The upshot is that teachers and school leaders are vulnerable to the latest publisher spin and sales tactics.

This leaves teachers in a Catch-22 – they want to give their students the best learning experience, but they just don’t have the time to develop or select the best materials.

Governments are waking up to the curriculum planning problem. For example, in 2023 the Victorian Government committed $40 million to developing lesson plans aligned to the new Victorian Curriculum and have subsidised access for Victoria’s more than 300 government secondary schools to choose either Stile or Education Perfect for their science curriculum.

It is encouraging to see governments invest in the materials teachers need. But is the money being well spent?

The answer is it might be, but we can’t know for sure. Unlike some other education systems, we don’t have a robust process for judging quality.

The quality of materials matters a lot. When teachers use high-quality curriculum materials, they can boost student achievement by one to two months per year, possibly even more.

This impact is particularly acute for disadvantaged students, with one study showing that students from low-income families could perform the same on tests as children from higher-income families when taught with high-quality curriculum materials.

There is a way out of this problem, if Australian governments set up a robust and independent quality-assurance process for curriculum materials.

Australia does not need to reinvent the wheel – the US already has a highly successful national model.

EdReports is a not-for-profit, established in 2015, that reviews the quality of comprehensive curriculum materials – such as textbooks and web-based curriculum materials – and publishes the results.

Reviews are conducted by accomplished teachers – with 17 years of experience on average – who receive more than 25 hours of training before they join a review team.

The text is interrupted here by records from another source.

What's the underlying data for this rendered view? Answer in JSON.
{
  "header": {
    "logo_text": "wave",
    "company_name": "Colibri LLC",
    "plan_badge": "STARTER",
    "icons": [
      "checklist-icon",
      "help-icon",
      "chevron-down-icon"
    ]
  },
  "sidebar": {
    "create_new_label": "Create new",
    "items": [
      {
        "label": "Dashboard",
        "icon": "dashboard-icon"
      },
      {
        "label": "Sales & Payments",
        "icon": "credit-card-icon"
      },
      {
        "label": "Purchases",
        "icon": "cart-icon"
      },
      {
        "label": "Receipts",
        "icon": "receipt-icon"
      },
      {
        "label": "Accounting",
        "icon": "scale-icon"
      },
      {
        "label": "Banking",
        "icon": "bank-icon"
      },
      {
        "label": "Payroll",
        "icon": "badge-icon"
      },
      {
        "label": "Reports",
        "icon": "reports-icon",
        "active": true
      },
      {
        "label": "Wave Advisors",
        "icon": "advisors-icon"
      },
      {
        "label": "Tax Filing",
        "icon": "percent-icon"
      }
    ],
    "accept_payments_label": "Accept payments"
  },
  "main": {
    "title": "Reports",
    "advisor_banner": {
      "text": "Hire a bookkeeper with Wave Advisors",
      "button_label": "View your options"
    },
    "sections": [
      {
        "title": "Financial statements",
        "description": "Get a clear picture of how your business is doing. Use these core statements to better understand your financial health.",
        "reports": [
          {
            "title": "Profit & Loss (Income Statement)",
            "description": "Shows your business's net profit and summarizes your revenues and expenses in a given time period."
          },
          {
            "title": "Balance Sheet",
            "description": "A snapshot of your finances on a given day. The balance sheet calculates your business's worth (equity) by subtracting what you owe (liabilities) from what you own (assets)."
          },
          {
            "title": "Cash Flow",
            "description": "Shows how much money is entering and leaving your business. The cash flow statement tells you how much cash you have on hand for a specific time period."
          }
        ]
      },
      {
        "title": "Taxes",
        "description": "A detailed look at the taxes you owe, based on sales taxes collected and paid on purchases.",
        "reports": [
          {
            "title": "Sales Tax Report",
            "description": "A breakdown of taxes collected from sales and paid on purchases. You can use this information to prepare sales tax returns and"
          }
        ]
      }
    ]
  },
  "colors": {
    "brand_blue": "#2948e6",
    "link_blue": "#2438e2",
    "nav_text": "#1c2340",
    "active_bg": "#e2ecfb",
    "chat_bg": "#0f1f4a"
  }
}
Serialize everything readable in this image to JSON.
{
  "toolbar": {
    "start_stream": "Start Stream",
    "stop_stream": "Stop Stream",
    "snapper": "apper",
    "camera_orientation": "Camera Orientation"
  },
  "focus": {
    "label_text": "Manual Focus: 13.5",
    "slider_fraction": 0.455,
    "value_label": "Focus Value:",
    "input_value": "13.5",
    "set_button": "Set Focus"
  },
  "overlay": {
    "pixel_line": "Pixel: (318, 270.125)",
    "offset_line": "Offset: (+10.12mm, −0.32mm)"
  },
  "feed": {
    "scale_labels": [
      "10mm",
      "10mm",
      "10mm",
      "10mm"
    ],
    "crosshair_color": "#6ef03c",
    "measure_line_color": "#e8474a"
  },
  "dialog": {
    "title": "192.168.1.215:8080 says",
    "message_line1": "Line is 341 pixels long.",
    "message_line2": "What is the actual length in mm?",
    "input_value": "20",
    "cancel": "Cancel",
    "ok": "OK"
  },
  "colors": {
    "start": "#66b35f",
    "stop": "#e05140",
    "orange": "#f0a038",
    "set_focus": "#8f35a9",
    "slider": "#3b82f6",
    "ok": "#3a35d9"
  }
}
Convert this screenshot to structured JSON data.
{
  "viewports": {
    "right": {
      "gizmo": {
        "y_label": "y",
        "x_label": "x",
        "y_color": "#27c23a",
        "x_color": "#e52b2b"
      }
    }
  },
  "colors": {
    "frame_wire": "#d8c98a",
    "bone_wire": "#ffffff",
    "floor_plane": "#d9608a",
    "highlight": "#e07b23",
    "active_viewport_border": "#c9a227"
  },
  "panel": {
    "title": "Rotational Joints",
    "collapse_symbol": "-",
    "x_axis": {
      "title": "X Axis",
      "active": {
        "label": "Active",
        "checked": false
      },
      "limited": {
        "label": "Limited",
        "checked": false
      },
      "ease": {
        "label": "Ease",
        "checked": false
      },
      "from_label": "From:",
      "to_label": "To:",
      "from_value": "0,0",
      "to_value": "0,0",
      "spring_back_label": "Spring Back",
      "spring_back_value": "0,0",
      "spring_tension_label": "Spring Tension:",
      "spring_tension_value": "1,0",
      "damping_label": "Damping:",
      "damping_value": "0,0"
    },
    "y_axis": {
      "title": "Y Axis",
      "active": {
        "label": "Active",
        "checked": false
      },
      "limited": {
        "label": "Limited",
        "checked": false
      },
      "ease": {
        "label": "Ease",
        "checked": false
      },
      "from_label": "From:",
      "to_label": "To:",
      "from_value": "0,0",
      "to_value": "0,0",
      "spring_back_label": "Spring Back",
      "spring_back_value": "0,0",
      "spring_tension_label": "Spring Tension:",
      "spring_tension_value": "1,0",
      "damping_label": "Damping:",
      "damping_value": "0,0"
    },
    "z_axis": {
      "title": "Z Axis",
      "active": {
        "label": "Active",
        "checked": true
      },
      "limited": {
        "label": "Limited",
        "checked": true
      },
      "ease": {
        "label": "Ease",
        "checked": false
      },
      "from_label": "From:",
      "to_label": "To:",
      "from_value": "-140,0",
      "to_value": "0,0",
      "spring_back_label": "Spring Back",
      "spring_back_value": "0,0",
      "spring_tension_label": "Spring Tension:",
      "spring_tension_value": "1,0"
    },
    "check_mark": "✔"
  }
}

EdReports review teams spend four to six months reviewing each set of materials. This process takes hundreds of hours, as teams evaluate materials against detailed and evidence-based criteria.

The criteria for reviewing Foundation to Year 8 Mathematics curriculum materials, for example, are set out in a 100-page guide.

This requires reviewers to closely examine materials page-by-page. For example, when assessing the Year 1 curriculum, reviewers have to assess whether materials provide students with enough opportunities to practise and fluently add and subtract numbers below 20.

The EdReports model has changed the game in the US.

Many state governments use EdReports reviews to inform which curriculum materials they purchase for their teachers. Now curriculum publishers compete on the quality of their materials, not the size of their marketing budget.

And governments can be confident they are spending public money well, given EdReports’ robust and independent assessment of quality.

States can tailor the EdReports process to their specific needs. Massachusetts, for example, has a two-step process to whittle down the options recommended by EdReports.

For instance, in Foundation to Year 8 Maths, 32 sets of curriculum materials meet EdReports benchmarks.

The Massachussets Education Department shortlist has just seven options that they subsidise for schools to use. Their short-listing process prioritises alignment with their own state standards and materials that have more supports for English language learners.

But work doesn’t stop there. With a shortlist of high-quality options, states can also then invest in professional development for teachers.

Since 2023, Massachusetts has committed $20 million for professional development for teachers, including coaching and on-site training.

With a quality-assurance process in place, governments can have confidence that they’re investing in high-quality materials, teachers’ workloads would be reduced, and students would be guaranteed a high base for their learning.

That sounds like a win-win-win to us.